One of the world’s best-known brands has teamed up with Denver-based startup Boom Supersonic. Amex Ventures, a venture capital arm of American Express, is investing in Boom Supersonic. Boom is busy developing a supersonic plane called the Overture. Earning Amex miles on Overture’s first flights? It’s a whole new way to look at the American dream.
Serious money and expertise behind Boom Supersonic
As previously reported in Simple Flying, Boom Supersonic is working on a commercially viable 65- to 88-seat supersonic airliner, capable of running on 100% sustainable aviation fuel. Boom is eyeing commercial flights from 2029 and say their plane will fly twice as fast as regular jets when crossing oceans. They say they’ve taken US$6 billion in pre-orders for the Overture.
Commercially viable supersonic passenger flights may sound a bit pie in the sky, especially after the failure of the Concorde. But there’s more than one start-up working on the idea. Dive into Boom Supersonic and you’ll see there some serious expertise and money behind the business.
For instance, Japan Airlines has invested US$10 million into research and development at Boom while also taking the option to purchase up to 20 Boom aircraft through a pre-order arrangement. The US Air Force has also awarded Boom a contract to explore the possibility of using supersonic aircraft in the USAF’s executive fleet.
“Boom is an example of the American ingenuity that drives the economy forward through technological advances,” said USAF Brigadier General Ryan Britton last year.
Now American Express is climbing onboard. You might think this isn’t the traditional turf of a charge card company, but Amex Ventures argues otherwise.
“Travel has been a key part of American Express’ heritage and it remains an integral part of our card members’ lifestyles,” says Harshul Sanghi, Global Head of Amex Ventures.
“Boom is building a supersonic passenger aircraft that will make travel faster and more sustainable.”
What’s American Express’ interest in supersonic travel?
Amex Ventures is a subsidiary of American Express that invests in innovation and start-ups. To date, they’ve invested in more than 70 businesses. Mostly they are tech and payment-type companies with some loose crossover into American Express’s space and interests. Simple Flying asked Amex Ventures about the scope and nature of their investment in Boom Supersonic. Their spokesperson wouldn’t disclose the amount of the investment. But the spokesperson said they were excited to support Boom’s development and invest in the future of travel.

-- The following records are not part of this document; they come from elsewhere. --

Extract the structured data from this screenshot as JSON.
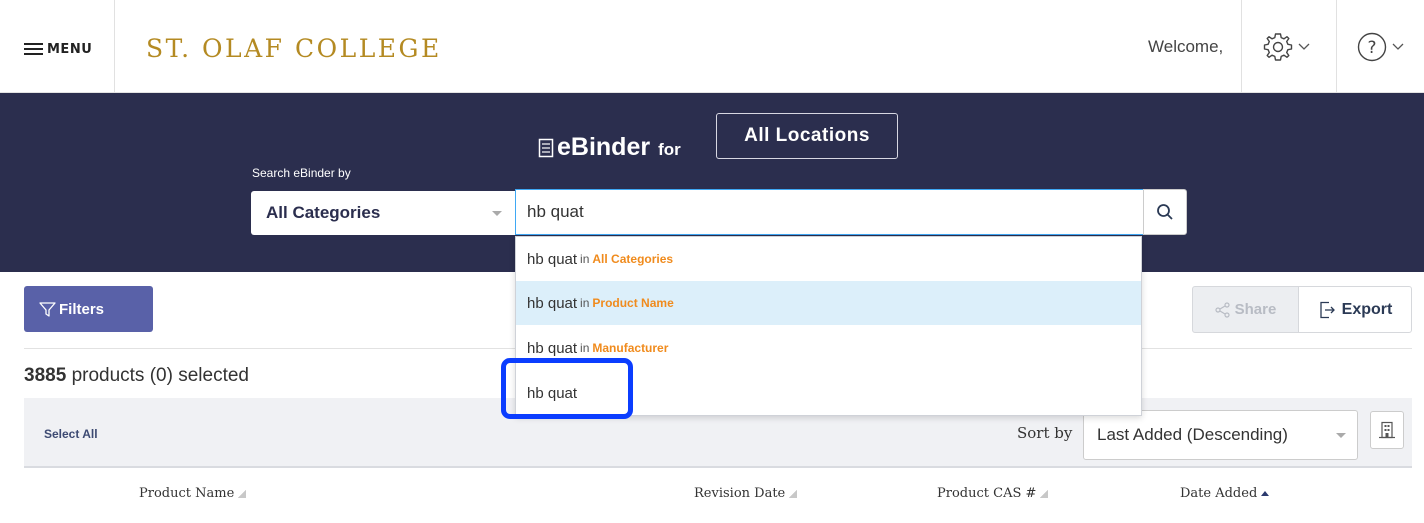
{
  "header": {
    "menu_label": "MENU",
    "logo_text": "ST. OLAF COLLEGE",
    "welcome_text": "Welcome,",
    "settings_icon": "gear-icon",
    "help_icon": "question-circle-icon"
  },
  "banner": {
    "brand_icon": "binder-icon",
    "brand_name": "eBinder",
    "brand_for": "for",
    "location_button": "All Locations",
    "search_by_label": "Search eBinder by",
    "category_select_value": "All Categories",
    "search_input_value": "hb quat"
  },
  "autocomplete": {
    "in_word": "in",
    "items": [
      {
        "query": "hb quat",
        "category": "All Categories"
      },
      {
        "query": "hb quat",
        "category": "Product Name",
        "highlighted": true
      },
      {
        "query": "hb quat",
        "category": "Manufacturer"
      },
      {
        "query": "hb quat",
        "category": ""
      }
    ]
  },
  "toolbar": {
    "filters_label": "Filters",
    "share_label": "Share",
    "export_label": "Export"
  },
  "summary": {
    "count": "3885",
    "text": "products (0) selected"
  },
  "table": {
    "select_all": "Select All",
    "sort_by_label": "Sort by",
    "sort_value": "Last Added (Descending)",
    "columns": [
      "Product Name",
      "Revision Date",
      "Product CAS #",
      "Date Added"
    ]
  },
  "colors": {
    "banner_bg": "#2b2e4e",
    "logo_gold": "#b48a22",
    "filters_btn": "#5961a8",
    "category_orange": "#f08b1d",
    "highlight_row": "#dceffa",
    "focus_ring": "#0b3dff"
  }
}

“Amex Ventures backs start-ups across the fintech, payments, B2B, and consumer ecosystems that are delivering innovative technology, products, and experiences. Boom is a prime example of that.”
Supersonic aircraft have the potential to change the way we travel
Boom Supersonic says if its gets Overture up and flying – and they think they will, the plane has the potential to slash travel times on roughly 500 transoceanic routes. In a perfect American Express world, a future passenger would pay for a flight using one of their cards.
Boom’s website says the Overture could fly Paris to Montreal in three hours and 45 minutes, San Francisco to Tokyo in six hours, and Singapore to Dubai in four hours. It’s got the potential to revolutionize air travel. But only if the price is right. If costs are so high that fares become a rich man’s game only, Boom will only ever be a niche player and probably an unprofitable one at that.
But that’s not the route Boom hopes to take. They’ve advocated for a pretty democratic, mass-market approach to supersonic travel. Given the caliber of investors, they may be moving towards achieving that goal.
What do you think? Will supersonic travel ever be affordable? Is American Express onto something investing in Boom Supersonic? Post a comment and let us know.